=== Section Start ===

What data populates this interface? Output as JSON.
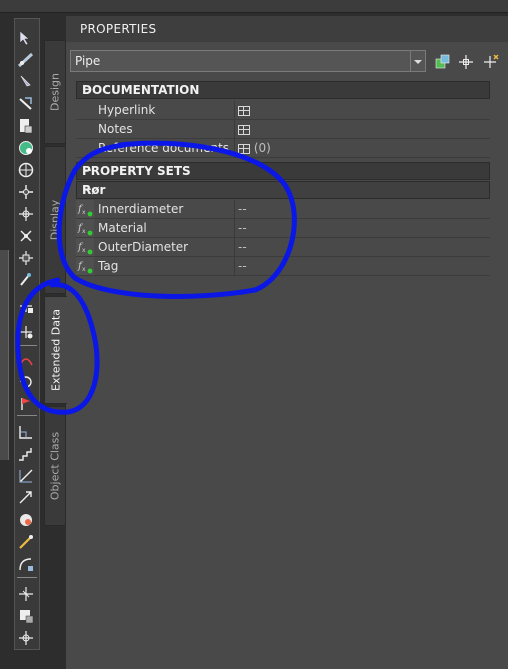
{
  "panel": {
    "title": "PROPERTIES"
  },
  "selector": {
    "value": "Pipe"
  },
  "tabs": [
    {
      "label": "Design"
    },
    {
      "label": "Display"
    },
    {
      "label": "Extended Data"
    },
    {
      "label": "Object Class"
    }
  ],
  "documentation": {
    "header": "DOCUMENTATION",
    "rows": [
      {
        "label": "Hyperlink",
        "value": ""
      },
      {
        "label": "Notes",
        "value": ""
      },
      {
        "label": "Reference documents",
        "value": "(0)"
      }
    ]
  },
  "property_sets": {
    "header": "PROPERTY SETS",
    "group": "Rør",
    "rows": [
      {
        "label": "Innerdiameter",
        "value": "--"
      },
      {
        "label": "Material",
        "value": "--"
      },
      {
        "label": "OuterDiameter",
        "value": "--"
      },
      {
        "label": "Tag",
        "value": "--"
      }
    ]
  },
  "collapse_symbol": "−",
  "annotation_color": "#0a17e6"
}
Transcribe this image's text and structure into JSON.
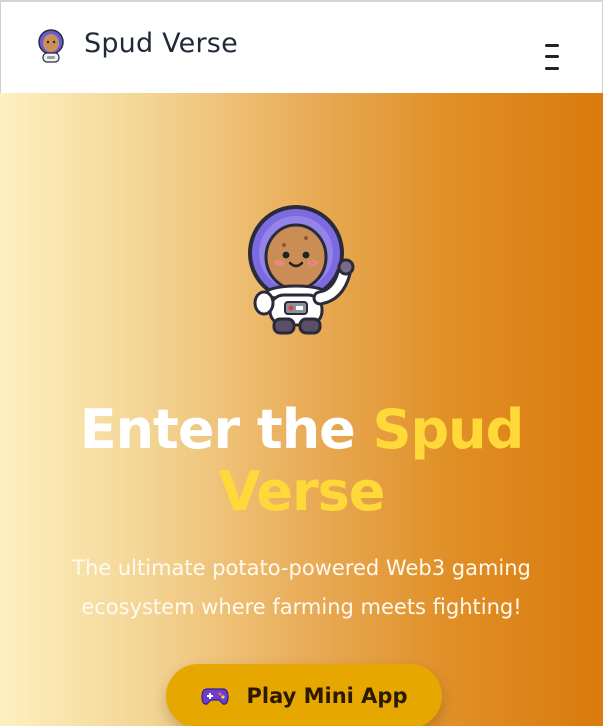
{
  "header": {
    "brand": "Spud Verse",
    "logo_icon": "astronaut-potato-logo-icon",
    "menu_icon": "hamburger-menu-icon"
  },
  "hero": {
    "title_white": "Enter the ",
    "title_yellow_1": "Spud",
    "title_yellow_2": "Verse",
    "subtitle_line1": "The ultimate potato-powered Web3 gaming",
    "subtitle_line2": "ecosystem where farming meets fighting!",
    "cta_label": "Play Mini App",
    "cta_icon": "gamepad-icon"
  },
  "colors": {
    "accent_yellow": "#ffd93a",
    "cta_background": "#e6a800",
    "gradient_start": "#fdf0c0",
    "gradient_end": "#d97a0c"
  }
}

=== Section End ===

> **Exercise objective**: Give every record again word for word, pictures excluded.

> **Response**:
What data populates this interface? Output as JSON.
{
  "panel": {
    "title": "PROPERTIES"
  },
  "selector": {
    "value": "Pipe"
  },
  "tabs": [
    {
      "label": "Design"
    },
    {
      "label": "Display"
    },
    {
      "label": "Extended Data"
    },
    {
      "label": "Object Class"
    }
  ],
  "documentation": {
    "header": "DOCUMENTATION",
    "rows": [
      {
        "label": "Hyperlink",
        "value": ""
      },
      {
        "label": "Notes",
        "value": ""
      },
      {
        "label": "Reference documents",
        "value": "(0)"
      }
    ]
  },
  "property_sets": {
    "header": "PROPERTY SETS",
    "group": "Rør",
    "rows": [
      {
        "label": "Innerdiameter",
        "value": "--"
      },
      {
        "label": "Material",
        "value": "--"
      },
      {
        "label": "OuterDiameter",
        "value": "--"
      },
      {
        "label": "Tag",
        "value": "--"
      }
    ]
  },
  "collapse_symbol": "−",
  "annotation_color": "#0a17e6"
}
Transcribe this image's text and structure into JSON.
{
  "header": {
    "brand": "Spud Verse",
    "logo_icon": "astronaut-potato-logo-icon",
    "menu_icon": "hamburger-menu-icon"
  },
  "hero": {
    "title_white": "Enter the ",
    "title_yellow_1": "Spud",
    "title_yellow_2": "Verse",
    "subtitle_line1": "The ultimate potato-powered Web3 gaming",
    "subtitle_line2": "ecosystem where farming meets fighting!",
    "cta_label": "Play Mini App",
    "cta_icon": "gamepad-icon"
  },
  "colors": {
    "accent_yellow": "#ffd93a",
    "cta_background": "#e6a800",
    "gradient_start": "#fdf0c0",
    "gradient_end": "#d97a0c"
  }
}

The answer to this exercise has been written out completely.